Russia began deployment of the EKS/Kupol space-based segment of its early-warning system in 2015, with a launch of Cosmos-2510 on 17 November 2015. That was the first of six Tundra launches - Cosmos-2518 in May 2017, Cosmos-2541 in September 2019, Cosmos-2546 in May 2020, Cosmos-2552 in November 2021, and Cosmos-2563 in November 2022. It appeared that the Air and Space Forces would launch one satellite annually, but I don't see a launch in 2023.

The first two satellites worked for about five years. Their station-keeping maneuvered ended in late 2020 and late 2021 respectively. This leaves the system with four operational satellites. Although the full system is supposed to include ten satellites, I believe that four can provide sufficient coverage. They appear to have true look-down capability, adequately covering everything north of the equator. Since the satellites are deployed on highly elliptical orbits, they replace each other at the apogee, so there is probably at least one satellite that is in a position to see a launch.

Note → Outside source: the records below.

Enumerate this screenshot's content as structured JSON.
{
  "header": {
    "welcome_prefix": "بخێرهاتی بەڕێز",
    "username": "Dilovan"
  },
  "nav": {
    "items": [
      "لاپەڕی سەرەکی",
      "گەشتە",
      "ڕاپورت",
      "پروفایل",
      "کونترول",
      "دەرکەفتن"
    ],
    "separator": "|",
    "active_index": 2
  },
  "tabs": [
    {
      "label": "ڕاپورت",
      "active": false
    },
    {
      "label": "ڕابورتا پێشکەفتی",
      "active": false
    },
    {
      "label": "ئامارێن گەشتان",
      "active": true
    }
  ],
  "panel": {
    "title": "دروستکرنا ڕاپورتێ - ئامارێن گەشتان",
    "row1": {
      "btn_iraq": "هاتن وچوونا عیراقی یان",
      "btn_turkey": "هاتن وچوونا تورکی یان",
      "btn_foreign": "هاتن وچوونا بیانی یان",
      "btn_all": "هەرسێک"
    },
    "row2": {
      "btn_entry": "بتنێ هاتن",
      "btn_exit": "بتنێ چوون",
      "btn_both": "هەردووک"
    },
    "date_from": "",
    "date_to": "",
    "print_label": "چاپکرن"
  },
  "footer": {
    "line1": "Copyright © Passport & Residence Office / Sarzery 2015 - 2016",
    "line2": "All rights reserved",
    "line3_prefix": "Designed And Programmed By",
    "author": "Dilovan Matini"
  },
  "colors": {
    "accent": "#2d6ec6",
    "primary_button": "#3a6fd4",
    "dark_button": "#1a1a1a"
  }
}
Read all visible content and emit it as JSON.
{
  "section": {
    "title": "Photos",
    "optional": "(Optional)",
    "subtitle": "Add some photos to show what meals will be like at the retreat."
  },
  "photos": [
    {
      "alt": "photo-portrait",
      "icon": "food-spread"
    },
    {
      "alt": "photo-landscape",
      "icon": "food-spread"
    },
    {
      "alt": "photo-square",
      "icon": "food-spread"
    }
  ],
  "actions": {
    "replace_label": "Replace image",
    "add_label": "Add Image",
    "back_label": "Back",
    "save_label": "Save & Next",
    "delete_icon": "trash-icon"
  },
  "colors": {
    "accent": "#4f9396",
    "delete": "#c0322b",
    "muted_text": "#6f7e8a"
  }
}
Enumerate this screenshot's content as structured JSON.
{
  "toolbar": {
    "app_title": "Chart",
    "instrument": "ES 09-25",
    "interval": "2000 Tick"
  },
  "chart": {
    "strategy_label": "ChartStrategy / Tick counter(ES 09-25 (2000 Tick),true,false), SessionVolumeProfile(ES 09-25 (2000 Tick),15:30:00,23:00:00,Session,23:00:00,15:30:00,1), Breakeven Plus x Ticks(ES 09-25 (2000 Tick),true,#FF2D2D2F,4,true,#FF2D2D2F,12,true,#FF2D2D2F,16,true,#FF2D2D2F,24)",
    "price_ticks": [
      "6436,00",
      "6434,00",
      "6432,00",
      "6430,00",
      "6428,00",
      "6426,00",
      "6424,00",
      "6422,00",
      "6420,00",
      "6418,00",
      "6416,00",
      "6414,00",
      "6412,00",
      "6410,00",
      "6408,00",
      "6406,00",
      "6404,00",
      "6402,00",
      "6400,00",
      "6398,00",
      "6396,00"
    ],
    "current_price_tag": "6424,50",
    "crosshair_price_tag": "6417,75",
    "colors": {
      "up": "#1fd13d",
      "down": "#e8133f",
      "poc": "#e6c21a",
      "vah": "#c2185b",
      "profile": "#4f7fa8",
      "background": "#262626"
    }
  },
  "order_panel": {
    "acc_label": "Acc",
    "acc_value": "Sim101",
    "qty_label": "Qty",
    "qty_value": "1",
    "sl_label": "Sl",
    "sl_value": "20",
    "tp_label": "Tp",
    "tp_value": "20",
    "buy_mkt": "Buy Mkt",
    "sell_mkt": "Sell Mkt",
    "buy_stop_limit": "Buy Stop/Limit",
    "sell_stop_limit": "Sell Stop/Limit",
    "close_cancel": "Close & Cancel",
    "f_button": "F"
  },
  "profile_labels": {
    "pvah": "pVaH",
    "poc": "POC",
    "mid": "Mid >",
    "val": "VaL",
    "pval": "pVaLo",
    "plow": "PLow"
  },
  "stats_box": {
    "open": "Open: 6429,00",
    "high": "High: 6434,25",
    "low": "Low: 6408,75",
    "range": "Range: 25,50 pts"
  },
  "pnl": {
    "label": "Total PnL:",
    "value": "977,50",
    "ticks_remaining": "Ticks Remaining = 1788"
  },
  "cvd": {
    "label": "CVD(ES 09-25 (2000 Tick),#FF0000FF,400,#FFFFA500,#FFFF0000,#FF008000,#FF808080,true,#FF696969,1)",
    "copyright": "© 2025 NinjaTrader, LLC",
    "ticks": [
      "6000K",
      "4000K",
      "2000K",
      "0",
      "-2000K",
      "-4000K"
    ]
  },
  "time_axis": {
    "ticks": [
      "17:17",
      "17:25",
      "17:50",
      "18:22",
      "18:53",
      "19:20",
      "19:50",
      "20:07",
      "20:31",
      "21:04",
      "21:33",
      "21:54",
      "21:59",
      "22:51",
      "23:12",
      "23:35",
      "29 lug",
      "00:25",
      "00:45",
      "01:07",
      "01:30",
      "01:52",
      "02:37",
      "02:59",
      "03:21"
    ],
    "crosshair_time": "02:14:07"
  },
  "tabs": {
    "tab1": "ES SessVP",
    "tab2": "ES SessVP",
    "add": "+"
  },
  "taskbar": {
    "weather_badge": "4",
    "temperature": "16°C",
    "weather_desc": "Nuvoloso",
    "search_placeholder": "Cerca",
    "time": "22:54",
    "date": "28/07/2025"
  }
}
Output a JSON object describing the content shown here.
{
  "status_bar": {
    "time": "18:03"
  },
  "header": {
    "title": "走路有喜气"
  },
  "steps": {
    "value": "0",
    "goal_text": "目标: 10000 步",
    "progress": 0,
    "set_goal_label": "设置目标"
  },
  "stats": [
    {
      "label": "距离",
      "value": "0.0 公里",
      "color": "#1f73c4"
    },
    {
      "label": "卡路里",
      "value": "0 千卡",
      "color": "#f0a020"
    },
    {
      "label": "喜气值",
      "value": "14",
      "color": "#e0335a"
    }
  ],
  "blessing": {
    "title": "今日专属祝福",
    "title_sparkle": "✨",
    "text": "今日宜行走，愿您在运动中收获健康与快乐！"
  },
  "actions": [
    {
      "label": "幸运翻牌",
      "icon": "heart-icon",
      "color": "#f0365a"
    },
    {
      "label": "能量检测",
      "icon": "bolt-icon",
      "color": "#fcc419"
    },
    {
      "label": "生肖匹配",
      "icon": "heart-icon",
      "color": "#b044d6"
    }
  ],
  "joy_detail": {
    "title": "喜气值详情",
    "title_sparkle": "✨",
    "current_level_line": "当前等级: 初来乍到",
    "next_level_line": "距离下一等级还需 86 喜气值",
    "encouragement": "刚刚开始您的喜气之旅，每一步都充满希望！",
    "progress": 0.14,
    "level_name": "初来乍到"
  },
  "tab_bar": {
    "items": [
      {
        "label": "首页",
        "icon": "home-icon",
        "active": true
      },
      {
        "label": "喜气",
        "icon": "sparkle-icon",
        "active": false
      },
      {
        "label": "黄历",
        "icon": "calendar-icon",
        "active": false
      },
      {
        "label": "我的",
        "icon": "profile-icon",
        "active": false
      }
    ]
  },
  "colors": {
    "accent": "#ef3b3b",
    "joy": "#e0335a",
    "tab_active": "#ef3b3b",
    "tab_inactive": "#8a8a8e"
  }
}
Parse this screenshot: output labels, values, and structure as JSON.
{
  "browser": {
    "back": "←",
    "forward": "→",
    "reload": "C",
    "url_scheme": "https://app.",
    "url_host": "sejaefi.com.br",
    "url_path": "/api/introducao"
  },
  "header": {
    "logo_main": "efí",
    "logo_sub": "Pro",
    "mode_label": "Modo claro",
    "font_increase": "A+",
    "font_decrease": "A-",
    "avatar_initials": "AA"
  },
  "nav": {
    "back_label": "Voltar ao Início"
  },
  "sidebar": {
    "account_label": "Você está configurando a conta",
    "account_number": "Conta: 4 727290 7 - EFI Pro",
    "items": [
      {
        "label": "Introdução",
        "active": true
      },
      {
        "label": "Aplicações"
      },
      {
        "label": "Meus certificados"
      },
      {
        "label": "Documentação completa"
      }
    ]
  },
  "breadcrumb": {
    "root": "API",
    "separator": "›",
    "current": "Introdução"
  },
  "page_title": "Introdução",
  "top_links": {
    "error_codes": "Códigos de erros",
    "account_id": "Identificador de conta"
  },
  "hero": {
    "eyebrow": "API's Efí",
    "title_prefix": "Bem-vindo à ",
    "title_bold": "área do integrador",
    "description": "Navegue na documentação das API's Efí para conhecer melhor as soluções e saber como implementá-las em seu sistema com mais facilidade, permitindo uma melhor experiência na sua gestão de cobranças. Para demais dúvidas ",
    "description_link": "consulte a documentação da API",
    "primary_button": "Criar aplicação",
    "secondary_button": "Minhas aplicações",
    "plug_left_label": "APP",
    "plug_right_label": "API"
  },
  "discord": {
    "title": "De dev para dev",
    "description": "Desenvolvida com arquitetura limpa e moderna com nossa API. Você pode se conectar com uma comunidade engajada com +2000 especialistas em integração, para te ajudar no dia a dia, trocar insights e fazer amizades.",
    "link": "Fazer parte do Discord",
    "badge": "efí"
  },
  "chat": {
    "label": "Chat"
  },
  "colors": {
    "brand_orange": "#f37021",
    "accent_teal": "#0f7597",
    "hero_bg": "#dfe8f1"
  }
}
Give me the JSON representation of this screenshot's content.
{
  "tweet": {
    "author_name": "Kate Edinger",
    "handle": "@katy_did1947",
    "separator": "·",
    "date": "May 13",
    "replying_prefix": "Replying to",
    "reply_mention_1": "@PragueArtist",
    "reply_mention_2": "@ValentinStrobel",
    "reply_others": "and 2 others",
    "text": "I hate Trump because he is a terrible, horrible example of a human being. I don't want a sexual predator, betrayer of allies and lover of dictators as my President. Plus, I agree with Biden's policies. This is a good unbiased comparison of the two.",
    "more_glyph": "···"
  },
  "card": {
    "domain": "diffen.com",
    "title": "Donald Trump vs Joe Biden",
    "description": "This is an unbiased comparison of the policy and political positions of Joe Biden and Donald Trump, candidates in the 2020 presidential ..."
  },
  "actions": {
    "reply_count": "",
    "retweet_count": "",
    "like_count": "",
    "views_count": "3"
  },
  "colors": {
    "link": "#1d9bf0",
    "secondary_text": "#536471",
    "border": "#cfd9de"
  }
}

The system does not need ten to provide continuous coverage. Rather, the idea is to have more than one satellite looking at each point. That helps reduce false positives. Ideally one would need three to almost completely eliminate them, but it's not absolutely necessary. Having one means that operators should be on guard regarding false positives, and since they know the capability of the system, they probably are. It is also worth keeping in mind that the role of space-based early warning in Russia is quite different from that in the US. As I explained elsewhere, it's a matter of geography. So, even if there were no satellites at all, the basic function of the early-warning system would not change dramatically.

If Russia keeps the current deployment rate, about one satellite a year, and assuming that the service life stays at five years, getting to a full constellation of ten will be a challenge. Something will have to change.

At some point there was a talk about a geostationary early-warning satellite, but we haven't heard anything about it for quite some time.